But after having his application for 12 stall spaces at Bangor Raceway denied and getting escorted from Bangor Historic Park’s grounds by police last week, Mosher will have to accomplish the career mark on the road at Scarborough Downs this season.
The 41-year-old Mosher, who began racing at Bangor in 1986, says his current situation has resulted from an ongoing disagreement with some of the management at Bangor Raceway since bad track conditions and faulty drainage led to the postponement of 13 race dates in April and May last year.
“There’s been something going on between [Bangor Raceway director of operations] Corey [Smith] and myself for the last year,” Mosher said. “It’s about me speaking up for the horsemen. We had one real good argument about the condition of the track and it’s just kind of gone downhill from there.”
“I’d prefer not to comment,” Smith said.
Mosher, who was given a criminal trespass warning and escorted out of the stables by Bangor police officers and Penn National Gaming Co. security guards last Wednesday, will not be permitted to be on Bangor Raceway grounds for one year, according to Bangor police Lt. Jeff Millard.
“When I put my stall application in this spring, he [Smith] just looked at me and chuckled and said I wouldn’t be coming back there,” Mosher said. “They just came over and escorted me out, no notification or anything.”
Millard said the action was done at the request of Penn National security head Mike Hopkins.
“I got a giggle out of it, but I have some pride and it was tough. I mean, it was like I was some kind of criminal,” Mosher said.
Mosher was third in the drivers’ standings for Bangor Raceway last season with 37 wins, 23 second-place finishes, and 17 thirds in 132 starts. He earned $75,094 in purse money.
Mosher will start his racing season next week, a bit earlier than he would have at Bangor, as Scarborough is already racing and Bangor’s season start was postponed until May 8.
In the meantime, he has enlisted the aid of the Maine Harness Horsemen’s Association.
“I don’t know if Penn can keep me from Bangor Raceway. I have the MHHA working on it,” he said. “I haven’t hired a lawyer yet because I want to see what the MHHA’s person recommends.

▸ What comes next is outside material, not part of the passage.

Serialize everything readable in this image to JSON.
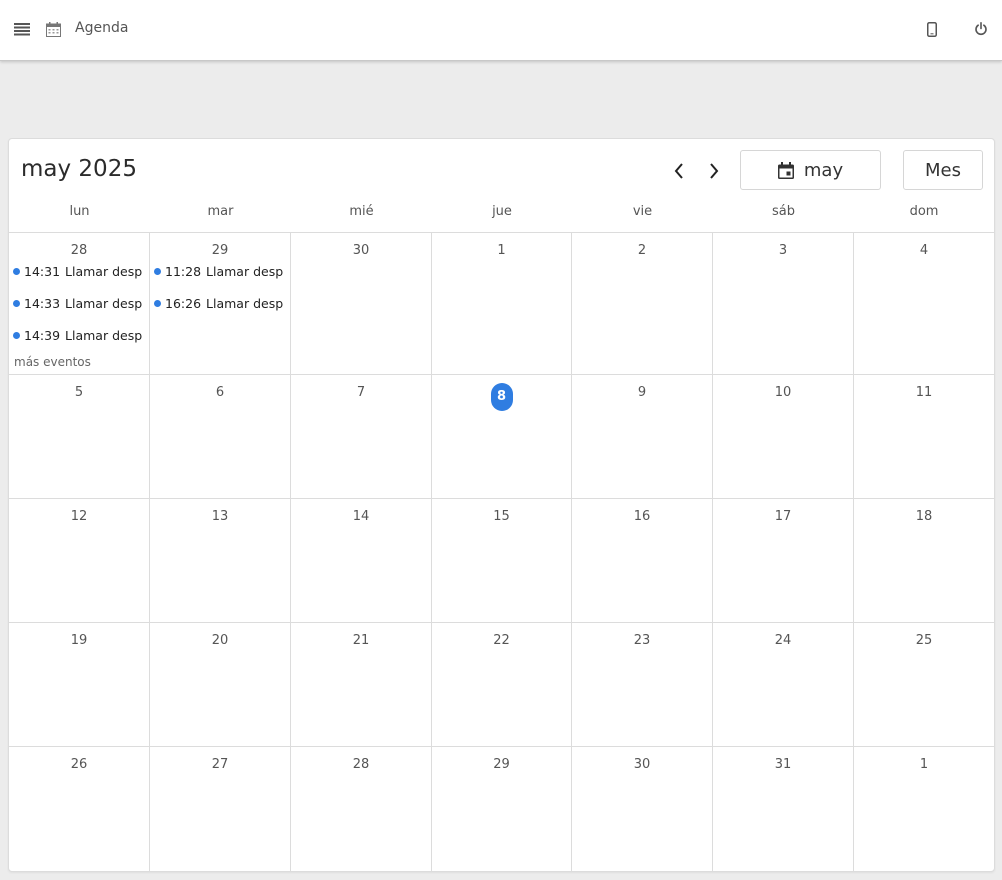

Jon Johnson, Penn National Gaming Co.’s general manager for Bangor operations, said he didn’t wish to publicly comment on Mosher.
“My only comment on that is what a private business does is its own business,” Johnson said.
Bangor Raceway has been Mosher’s home venue for 23 years since he started out with six of his own horses. He also operates a small family stable with 14 horses in Smithfield.
“Ninety percent of my clients are Bangor clients and I like racing Bangor so much better because it’s a more family-oriented thing,” said Mosher, who is also a farrier and provided horseshoeing services at Bangor.
Mosher spoke to a local TV station last week about stall space at Bangor Raceway.
“They denied me stalls, but left some of them empty for the Canadian drivers, and they’re tearing down the barns, so they’ll have a hard time filling the box,” said Mosher.